Should the word "adatot" occur in a line of the records, copy that line.

----------

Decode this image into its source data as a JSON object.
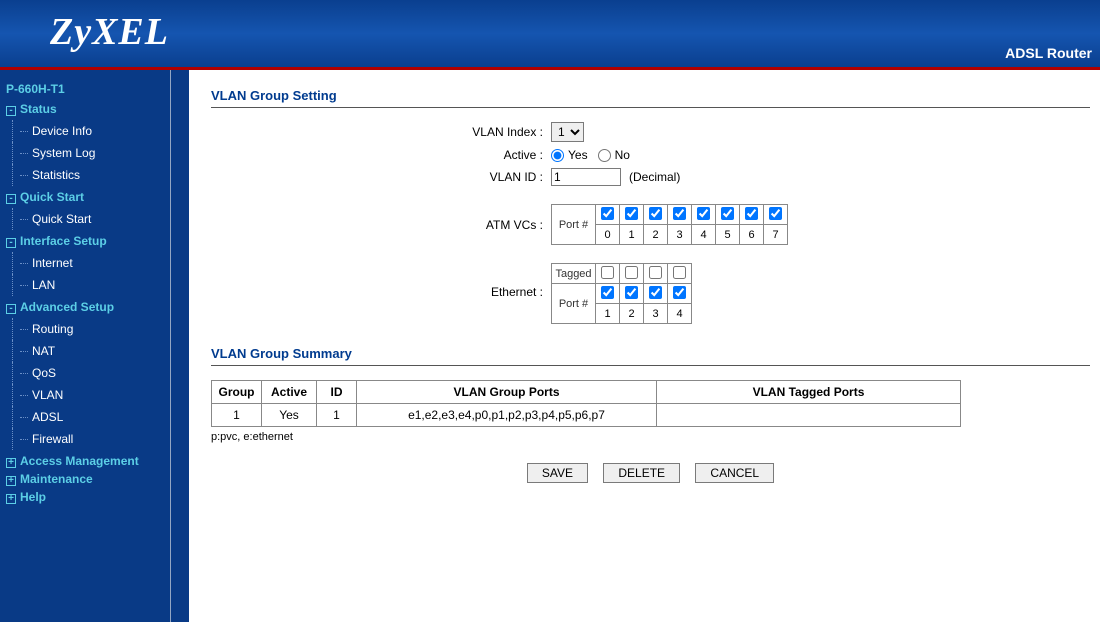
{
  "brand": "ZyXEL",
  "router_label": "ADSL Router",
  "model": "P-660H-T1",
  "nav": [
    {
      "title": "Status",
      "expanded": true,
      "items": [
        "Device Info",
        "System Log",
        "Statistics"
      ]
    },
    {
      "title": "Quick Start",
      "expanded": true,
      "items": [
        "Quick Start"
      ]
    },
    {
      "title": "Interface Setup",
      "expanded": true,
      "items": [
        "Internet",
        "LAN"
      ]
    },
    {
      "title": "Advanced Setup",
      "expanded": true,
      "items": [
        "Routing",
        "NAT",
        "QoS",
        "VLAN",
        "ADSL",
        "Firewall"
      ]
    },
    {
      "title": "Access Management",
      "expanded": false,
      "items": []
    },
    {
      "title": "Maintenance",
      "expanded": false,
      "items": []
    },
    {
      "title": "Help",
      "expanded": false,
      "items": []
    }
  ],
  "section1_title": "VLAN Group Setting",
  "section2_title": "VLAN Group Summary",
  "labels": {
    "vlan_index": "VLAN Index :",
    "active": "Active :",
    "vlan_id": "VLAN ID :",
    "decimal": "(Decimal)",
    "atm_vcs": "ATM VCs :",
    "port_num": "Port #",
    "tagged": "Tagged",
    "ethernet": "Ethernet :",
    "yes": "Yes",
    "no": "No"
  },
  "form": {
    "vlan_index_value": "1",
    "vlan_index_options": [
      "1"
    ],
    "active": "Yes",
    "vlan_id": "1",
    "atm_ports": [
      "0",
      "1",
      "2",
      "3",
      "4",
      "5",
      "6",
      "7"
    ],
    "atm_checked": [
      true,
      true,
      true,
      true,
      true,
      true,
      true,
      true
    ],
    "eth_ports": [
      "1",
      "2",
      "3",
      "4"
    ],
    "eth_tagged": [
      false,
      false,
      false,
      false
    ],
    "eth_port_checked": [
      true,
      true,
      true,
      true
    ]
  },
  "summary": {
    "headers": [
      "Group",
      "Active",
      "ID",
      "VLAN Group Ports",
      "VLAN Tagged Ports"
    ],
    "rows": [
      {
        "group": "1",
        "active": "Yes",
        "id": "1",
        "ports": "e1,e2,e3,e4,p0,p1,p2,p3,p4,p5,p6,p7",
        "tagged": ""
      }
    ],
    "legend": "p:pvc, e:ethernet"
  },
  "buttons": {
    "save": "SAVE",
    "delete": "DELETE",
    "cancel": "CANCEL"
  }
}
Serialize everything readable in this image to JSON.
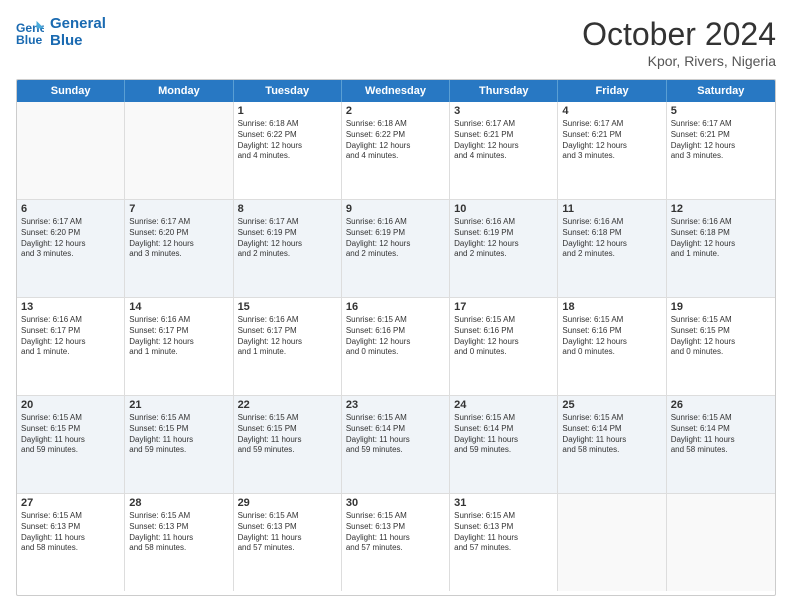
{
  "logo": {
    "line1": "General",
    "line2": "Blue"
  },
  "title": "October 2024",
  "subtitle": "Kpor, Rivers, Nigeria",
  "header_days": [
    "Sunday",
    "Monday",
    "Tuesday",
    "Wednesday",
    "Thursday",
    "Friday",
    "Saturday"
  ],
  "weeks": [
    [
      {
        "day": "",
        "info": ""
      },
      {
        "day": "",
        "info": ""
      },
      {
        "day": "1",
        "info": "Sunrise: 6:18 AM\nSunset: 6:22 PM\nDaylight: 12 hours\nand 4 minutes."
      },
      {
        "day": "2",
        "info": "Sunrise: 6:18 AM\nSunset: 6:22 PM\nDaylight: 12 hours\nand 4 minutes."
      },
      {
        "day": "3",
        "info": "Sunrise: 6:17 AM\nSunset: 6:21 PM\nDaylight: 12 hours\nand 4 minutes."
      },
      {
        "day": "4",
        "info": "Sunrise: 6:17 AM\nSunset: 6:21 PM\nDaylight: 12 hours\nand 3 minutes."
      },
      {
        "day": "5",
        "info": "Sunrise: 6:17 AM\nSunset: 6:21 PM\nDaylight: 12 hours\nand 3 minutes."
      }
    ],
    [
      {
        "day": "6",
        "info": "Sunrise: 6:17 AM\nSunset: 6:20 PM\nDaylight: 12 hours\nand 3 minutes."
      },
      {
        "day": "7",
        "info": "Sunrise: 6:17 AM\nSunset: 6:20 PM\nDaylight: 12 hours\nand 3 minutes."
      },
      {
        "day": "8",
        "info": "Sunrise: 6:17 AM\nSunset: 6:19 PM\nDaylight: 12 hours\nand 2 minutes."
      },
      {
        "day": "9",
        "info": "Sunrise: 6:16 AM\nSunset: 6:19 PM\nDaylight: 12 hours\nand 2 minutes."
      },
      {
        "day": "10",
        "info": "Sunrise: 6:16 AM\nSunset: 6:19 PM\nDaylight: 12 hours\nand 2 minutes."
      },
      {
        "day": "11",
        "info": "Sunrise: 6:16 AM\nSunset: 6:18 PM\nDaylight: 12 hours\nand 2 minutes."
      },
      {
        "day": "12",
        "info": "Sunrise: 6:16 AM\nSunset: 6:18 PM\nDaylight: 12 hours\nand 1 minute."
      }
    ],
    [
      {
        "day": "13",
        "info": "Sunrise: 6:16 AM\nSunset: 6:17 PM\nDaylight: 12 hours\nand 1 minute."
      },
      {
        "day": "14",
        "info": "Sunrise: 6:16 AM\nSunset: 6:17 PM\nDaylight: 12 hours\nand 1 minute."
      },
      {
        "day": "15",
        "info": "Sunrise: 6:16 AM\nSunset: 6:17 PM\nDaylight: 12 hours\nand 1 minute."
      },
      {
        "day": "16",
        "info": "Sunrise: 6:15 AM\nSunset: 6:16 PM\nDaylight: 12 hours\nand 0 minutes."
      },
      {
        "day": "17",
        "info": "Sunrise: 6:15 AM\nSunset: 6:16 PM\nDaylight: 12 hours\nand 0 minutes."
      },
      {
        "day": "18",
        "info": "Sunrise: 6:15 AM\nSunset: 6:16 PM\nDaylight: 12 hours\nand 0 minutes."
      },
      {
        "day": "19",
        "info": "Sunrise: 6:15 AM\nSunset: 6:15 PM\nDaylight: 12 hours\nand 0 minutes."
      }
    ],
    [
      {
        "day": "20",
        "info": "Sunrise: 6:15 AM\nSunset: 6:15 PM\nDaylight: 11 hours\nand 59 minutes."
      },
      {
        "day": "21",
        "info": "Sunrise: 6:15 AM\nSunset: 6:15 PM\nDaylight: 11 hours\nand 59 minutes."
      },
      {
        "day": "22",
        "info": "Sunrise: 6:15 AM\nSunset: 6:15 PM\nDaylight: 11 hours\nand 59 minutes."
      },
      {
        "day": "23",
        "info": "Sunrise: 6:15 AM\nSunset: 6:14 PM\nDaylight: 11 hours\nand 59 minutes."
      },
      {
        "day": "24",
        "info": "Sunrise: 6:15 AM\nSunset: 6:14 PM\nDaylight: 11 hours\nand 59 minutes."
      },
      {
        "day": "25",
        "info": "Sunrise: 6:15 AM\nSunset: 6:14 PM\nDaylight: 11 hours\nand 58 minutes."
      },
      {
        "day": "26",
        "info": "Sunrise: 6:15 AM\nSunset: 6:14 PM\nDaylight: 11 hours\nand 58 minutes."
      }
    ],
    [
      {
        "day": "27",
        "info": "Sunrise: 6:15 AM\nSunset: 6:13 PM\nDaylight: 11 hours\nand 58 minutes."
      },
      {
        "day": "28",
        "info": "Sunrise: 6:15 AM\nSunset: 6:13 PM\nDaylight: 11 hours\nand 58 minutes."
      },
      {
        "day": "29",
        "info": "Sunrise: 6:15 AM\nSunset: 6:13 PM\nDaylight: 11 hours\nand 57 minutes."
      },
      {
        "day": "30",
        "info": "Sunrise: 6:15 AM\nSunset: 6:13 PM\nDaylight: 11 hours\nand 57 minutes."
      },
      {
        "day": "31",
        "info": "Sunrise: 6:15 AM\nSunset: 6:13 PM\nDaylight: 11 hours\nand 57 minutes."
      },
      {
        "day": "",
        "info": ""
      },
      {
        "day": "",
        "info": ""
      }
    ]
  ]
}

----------

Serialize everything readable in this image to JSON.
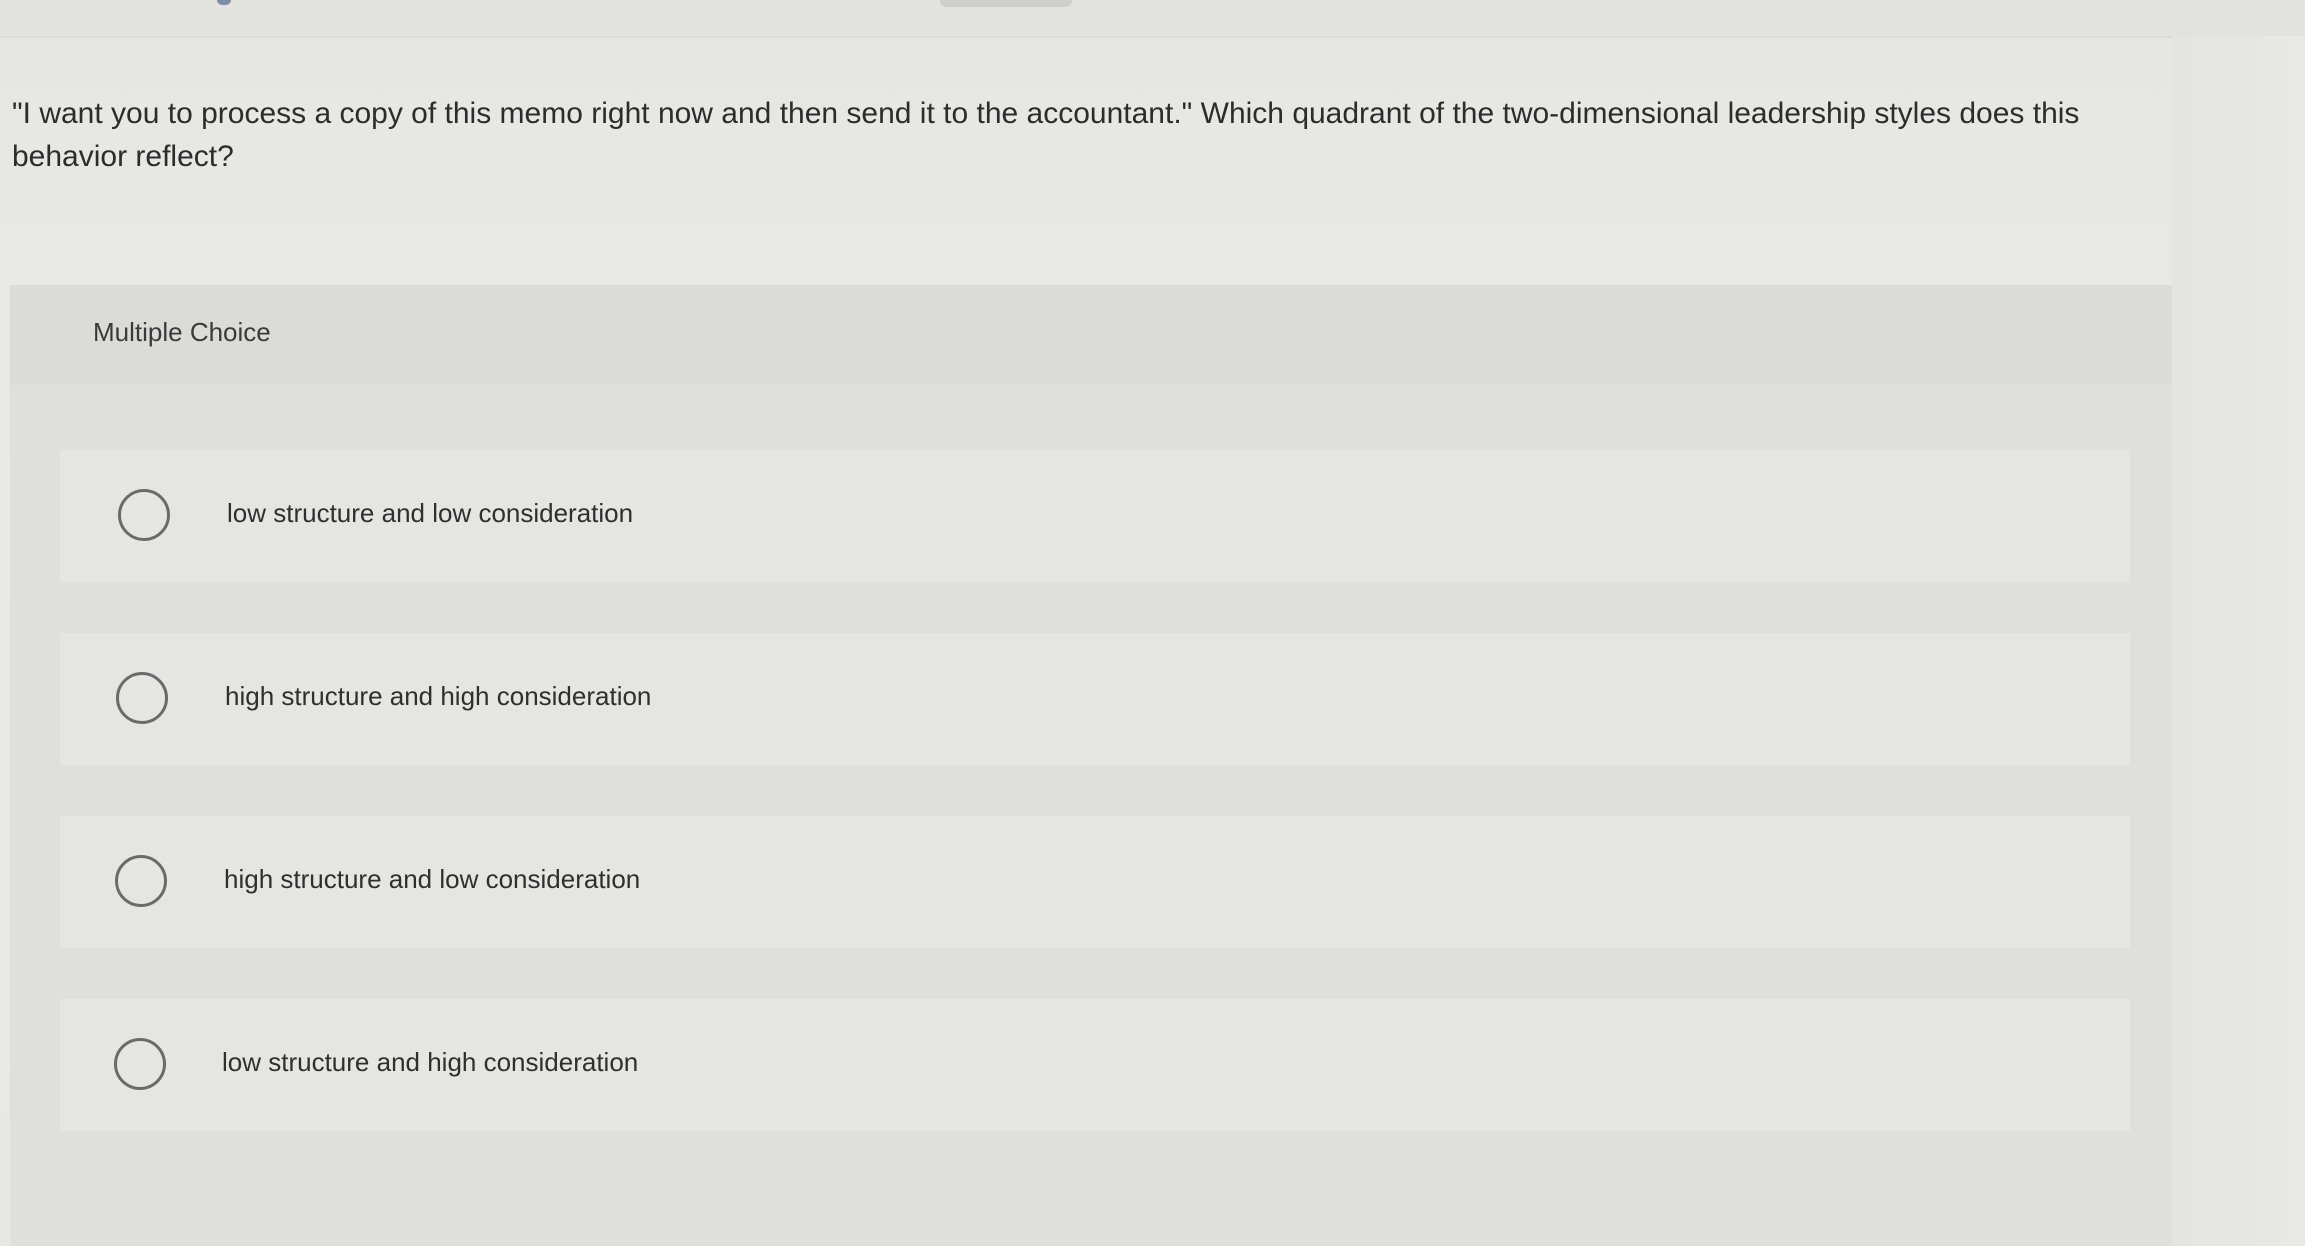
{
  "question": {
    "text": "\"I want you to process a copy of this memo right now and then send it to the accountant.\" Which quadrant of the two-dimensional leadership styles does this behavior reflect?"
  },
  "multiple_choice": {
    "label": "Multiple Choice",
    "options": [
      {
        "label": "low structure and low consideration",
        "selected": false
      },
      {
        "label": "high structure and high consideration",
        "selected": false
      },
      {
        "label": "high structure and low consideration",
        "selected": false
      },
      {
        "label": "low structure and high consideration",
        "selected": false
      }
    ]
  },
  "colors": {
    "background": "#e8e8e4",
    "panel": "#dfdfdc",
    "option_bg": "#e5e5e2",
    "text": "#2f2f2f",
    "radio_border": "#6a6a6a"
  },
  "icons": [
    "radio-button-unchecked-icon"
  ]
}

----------

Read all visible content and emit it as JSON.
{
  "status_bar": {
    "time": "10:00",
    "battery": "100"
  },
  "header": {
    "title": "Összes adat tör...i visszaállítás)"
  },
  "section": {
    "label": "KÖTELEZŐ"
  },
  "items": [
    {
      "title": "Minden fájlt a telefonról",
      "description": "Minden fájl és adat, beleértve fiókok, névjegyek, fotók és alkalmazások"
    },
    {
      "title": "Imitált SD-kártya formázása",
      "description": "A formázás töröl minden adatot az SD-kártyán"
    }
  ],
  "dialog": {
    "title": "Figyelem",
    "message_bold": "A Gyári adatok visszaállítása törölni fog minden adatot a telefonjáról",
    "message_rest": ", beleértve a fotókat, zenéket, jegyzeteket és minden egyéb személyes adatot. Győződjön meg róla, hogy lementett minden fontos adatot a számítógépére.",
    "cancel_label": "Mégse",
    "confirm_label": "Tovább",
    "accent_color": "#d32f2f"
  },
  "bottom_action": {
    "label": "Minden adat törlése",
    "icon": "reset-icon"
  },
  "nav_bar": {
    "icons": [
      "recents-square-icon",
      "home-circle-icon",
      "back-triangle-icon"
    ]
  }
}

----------

_ANSWER FOR THE TASK_:
      "description": "A formázás töröl minden adatot az SD-kártyán"
    "message_bold": "A Gyári adatok visszaállítása törölni fog minden adatot a telefonjáról",
    "message_rest": ", beleértve a fotókat, zenéket, jegyzeteket és minden egyéb személyes adatot. Győződjön meg róla, hogy lementett minden fontos adatot a számítógépére.",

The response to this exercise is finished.